Rewind to late 2015 when I experienced my first severe sciatica flare-up on a 20+ hour international flight that began my two-year running hiatus. I spent a year trying to find remedies through various conservative care and received repeated guidance from doctors to consider finding alternative forms of exercise for the long haul other than running. In August 2016, after one too many crippling flare-ups, I elected to get relief through minimally invasive surgery on my lower back. Recovery introduced me to classic reformer pilates, lap swimming (with a snorkel!) and a hate-turned-love relationship for walking. My first attempt at running was not until September 2017 at a 5K fun run right after I moved to Austin. It was somewhat stressful and successful enough to know I wanted to go after another international marathon the following year—Patagonia. I spent the rest of the calendar year cleaning up my diet, focusing on building my core, working with Austin’s RunLab to improve my form, and researching local run clubs to join. Thanks to Greg Tran, I joined Gilbert’s Gazelles in May 2018.

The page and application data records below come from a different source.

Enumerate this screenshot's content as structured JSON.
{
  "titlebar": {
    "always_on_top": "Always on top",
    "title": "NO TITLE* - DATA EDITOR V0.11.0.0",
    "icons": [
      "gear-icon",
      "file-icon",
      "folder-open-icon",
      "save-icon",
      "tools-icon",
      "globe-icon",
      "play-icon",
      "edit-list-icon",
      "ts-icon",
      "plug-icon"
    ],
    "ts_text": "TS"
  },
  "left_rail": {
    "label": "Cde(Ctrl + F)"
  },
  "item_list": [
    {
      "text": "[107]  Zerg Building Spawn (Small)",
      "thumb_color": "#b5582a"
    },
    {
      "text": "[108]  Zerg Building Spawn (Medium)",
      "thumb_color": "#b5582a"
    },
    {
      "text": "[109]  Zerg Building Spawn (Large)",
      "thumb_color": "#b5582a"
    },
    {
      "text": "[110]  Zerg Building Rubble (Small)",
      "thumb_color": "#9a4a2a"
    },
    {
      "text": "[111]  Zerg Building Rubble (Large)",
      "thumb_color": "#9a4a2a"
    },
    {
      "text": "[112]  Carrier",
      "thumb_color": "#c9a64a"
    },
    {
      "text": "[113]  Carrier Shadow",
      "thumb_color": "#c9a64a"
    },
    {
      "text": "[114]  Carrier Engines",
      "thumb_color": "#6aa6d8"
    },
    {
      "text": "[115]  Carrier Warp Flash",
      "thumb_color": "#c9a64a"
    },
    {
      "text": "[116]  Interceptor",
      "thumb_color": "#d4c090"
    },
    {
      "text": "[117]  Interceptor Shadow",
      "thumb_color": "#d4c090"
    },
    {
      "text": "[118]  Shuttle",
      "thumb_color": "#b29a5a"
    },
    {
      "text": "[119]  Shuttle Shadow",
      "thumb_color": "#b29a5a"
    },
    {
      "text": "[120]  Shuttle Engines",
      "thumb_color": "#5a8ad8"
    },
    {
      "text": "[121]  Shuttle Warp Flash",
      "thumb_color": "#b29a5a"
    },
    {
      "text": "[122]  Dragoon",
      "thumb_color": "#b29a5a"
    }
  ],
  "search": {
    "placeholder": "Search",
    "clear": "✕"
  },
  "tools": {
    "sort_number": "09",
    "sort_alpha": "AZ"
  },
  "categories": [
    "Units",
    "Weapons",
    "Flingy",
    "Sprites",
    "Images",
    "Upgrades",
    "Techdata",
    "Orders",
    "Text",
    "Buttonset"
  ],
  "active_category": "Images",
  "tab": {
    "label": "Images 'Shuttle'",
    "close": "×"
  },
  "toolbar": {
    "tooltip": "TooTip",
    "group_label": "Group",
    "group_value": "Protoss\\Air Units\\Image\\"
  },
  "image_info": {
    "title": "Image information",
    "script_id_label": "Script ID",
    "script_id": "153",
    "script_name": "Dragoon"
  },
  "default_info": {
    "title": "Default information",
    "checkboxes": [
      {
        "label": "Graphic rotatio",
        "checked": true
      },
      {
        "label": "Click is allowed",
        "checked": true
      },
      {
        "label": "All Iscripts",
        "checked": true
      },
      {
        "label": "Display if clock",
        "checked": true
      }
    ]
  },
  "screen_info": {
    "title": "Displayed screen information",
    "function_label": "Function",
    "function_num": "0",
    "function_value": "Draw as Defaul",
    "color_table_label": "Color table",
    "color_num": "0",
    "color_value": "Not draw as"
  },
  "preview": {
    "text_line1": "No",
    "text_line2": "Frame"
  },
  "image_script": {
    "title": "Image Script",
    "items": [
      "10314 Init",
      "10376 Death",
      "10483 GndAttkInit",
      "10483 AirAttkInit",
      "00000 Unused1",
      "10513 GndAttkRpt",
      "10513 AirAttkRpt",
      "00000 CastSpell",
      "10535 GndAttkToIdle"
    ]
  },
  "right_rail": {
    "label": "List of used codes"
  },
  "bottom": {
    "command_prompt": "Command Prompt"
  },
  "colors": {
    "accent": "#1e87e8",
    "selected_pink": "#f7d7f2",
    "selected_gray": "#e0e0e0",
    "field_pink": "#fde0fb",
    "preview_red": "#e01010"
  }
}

Race day started out in the upper 20s and surprisingly sunny given the days around the main event were cloudy, windy and sometimes damp. With a start time of 11AM, the temperature warmed up to the “perfect” 30s. I had just the perfect amount of clothes on to combat the howling in-your-face wind gusts on this point-to-point course with over 2,200 feet in elevation gain. The first few miles into the super scenic race were on gravel with sizable chunks of rock so I found myself fixated on the road to avoid any ankle mishaps. I was averaging about 9:40 minute miles when I hit the 20K marker (and was still feeling great) but then I was introduced to Patagonian mountains that were painfully present throughout the remainder of the race. 

A few mantras I had running through my mind during the race were:

  • “Just run to the champagne bottle in the hotel room. That’s all you have to do.”

  • “OMG. This is amazing [scanning the surrounding lakes and snow-capped mountains]”

  • “OMG. This is fun... I think... [forcing my lips to curl into a smile]”

  • “[on seeing the route ahead climb up] WTF. Oh HILL no.”

  • “Am I done yet? Run faster. This wind is now really annoying [as the wind constantly howled in my ears while I was non-stop sniffling]”

  • “[while walking up the hills] You better start running again at the top, TRASH.*”

*My Peruvian dubbed name given to me when the Peruvian hotel picked me up from the airport with a sign that said TRASH LAW [My name is Tracy Lau for those that don’t know me]. 


The last two miles leading up to the finish line was, in my opinion, the toughest part of the race. I was climbing up a hill and could see the finish line in the distance on the bottom, but coming off the hill, I still had a mile to go across varying terrain—gravel road, uneven grass, and a bus filled parking lot—before reaching the finish line. I normally pride myself in finishing strong, but I was too exhausted cutting across the terrain in that last mile to give my legs any push for a finishing sprint. Once I crossed the finish line, I ripped off my glove to stop my watch and to my surprise my watch read an amazing 4:54:58!! I placed 6th in my women’s age group (among 16 runners), 20th in my gender group (among 60 women) and 61st overall (among 147 marathoners). 

This was an incredible experience and well worth the two year break from running I was forced to take to recover from my injury. But more importantly, I did run with joy on race day from start to finish! Thanks for a successful training program Gilbert’s Gazelles!

Check out Tracy’s website to see more of her life adventures.